1 What is screen fatigue/CVS?
Screen Fatigue, also known as Computer Vision Syndrome ( CVS) and computer eye strain, are headings for a cluster of symptoms that include the following:
Eye strain, dry eyes, headaches, migraines, overall tiredness with reduced productivity, blurred or double vision, a sore, stiff neck and struggling to see.
These symptoms arise due to the repetitive stress our body faces when spending hours at a time on screen.
When working with a digital display screen, your eyes struggle to cope with the close-up work, the black text on a white background, all of which tests their capacity to focus and re-focus constantly. As a result, one eye often ‘gives up’, which leads to the suppression of vision from that eye, which causes stress on the visual system.
58% of display screen equipment users ( people who work using a digital display screen – it doesn’t have to be a pc) suffer from screen fatigue.
Screen Fatigue is debilitating, leading to increased error rates, musculoskeletal disorders and work-related upper limb disorders.
2 How do I know if I suffer from it?
We have a post that explains the difference between other causes of poor vision ( needing an eye test) and having screen fatigue or CVS. Still, your eyesight will improve, and the symptoms will be mitigated; they may even disappear once you stop looking at the computer screen with its high contrast and bright white background.
3 Is screen fatigue permanent?
The current thinking is that it isn’t, but we see that more and more screen users are finding their eyesight is deteriorating. Like any repetitive injury, after a while, there will be consequences that may be irreversible if not addressed early.

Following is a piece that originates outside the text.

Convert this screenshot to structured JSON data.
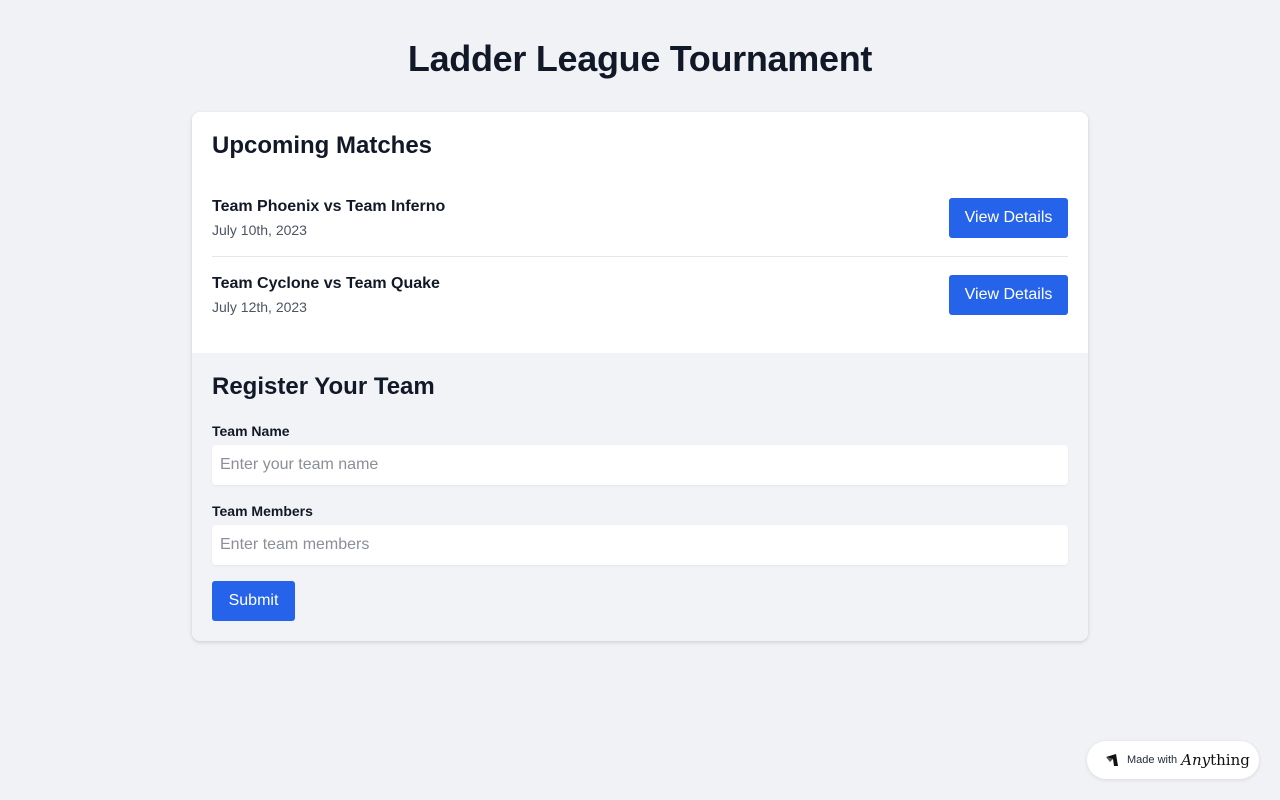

4 What can I do to prevent it?
The best place to start is with our post that outlines 14 things you can do to prevent screen fatigue. Most are quick and easy and won’t take long to implement, but the most important are reducing your time on screen, taking frequent breaks, and looking after your eyes.
5 What does the DSO do?
The DSO improves the comfort and accessibility of display screens for the user and ultimately improves the efficiency of access to on-screen text by selecting your optimal background colour based on an objective test.
Engineering a safer world where people and critical infrastructure interact is what our mission has always been
6 How does it work?
You take a challenge that consists of scanning a page composed of ten lines, with the same random words repeated against different coloured backgrounds.
Your reaction times to the text and colour are logged, and from this, the software extracts the best-coloured background or contrast for you.
Once the challenge is over, you download and install the file that contains the custom coloured contrast theme, open it, and that’s it. You should see that your settings page will open to confirm that you are now using your DSO colour theme. (Windows systems only at present).
The scanning challenge takes around 10 to 15 minutes. The challenge has been described as scanning ‘gobbledygook’ as the words make no sense, but that is deliberate as it’s not a one-off speed-reading test. We do not want you to become familiar with the words, as this will affect the accuracy of the scanning rate analysis.
7 Is the scanning challenge hard?
No, though, you will need to resist the urge to read the words. Instead, it would be best if you scanned them. You may feel a little tired afterwards because the words do not make sense, and some of the colours will mean the text is more challenging for your eyes as you scan.
You will need to concentrate for the 10-15 minute challenge, which can be mentally and visually tiring.
8 Is it easy to use?
Yes, it’s a few clicks, and that should be it – we have detailed instructions in both pdf and video format.
9 What if I don’t like it?
The gains of using the DSO are immediate, but like having a new prescription for your glasses, it may take a little time to get used to it.
We suggest you give the DSO a few days before you uninstall, as it will be different to reading black text on a white background. You will need to experience the difference it makes before making a snap decision. Plus, the colour you’re provided with may not be one you instinctively like, but it will be matched to your eyes and brain, mitigating any vision stress or eye strain.
You can uninstall the theme by using the ‘white’ theme provided or reverting your theme settings back to your original.
10 Can I change my colour?
The coloured theme that you receive is individual to you and chosen by the programme as best suited to you.
To change the colour would eliminate any benefit; however, the brightness of the colour hue will reduce over time, so we suggest completing a fresh DSO every 12 months or if you change screens.
11 Will it improve my reading speed?
Many people have found their reading rate has increased, but this is a happy by-product of improved accessibility.
12 Which devices can I use it on?
In addition, we are working on an application for Mac users, iPhone and iPad.
Currently, we are only able to offer a theme to change the background colours for Windows. Still, you will have hexadecimal and RGB values you can use with plugin apps such as ‘Colour Temperature(ChangeLux)’ – that you can add to your browser.
13 When is the best time to use the DSO?
We see best at dawn and dusk (8 am and 8 pm roughly) and the worst time is at 2 pm.
It seems our eyesight deteriorates a little in the afternoon, and tiredness and exercise can also affect it.
We suggest taking the DSO reading challenge in the morning when you are fresh and ready for the day!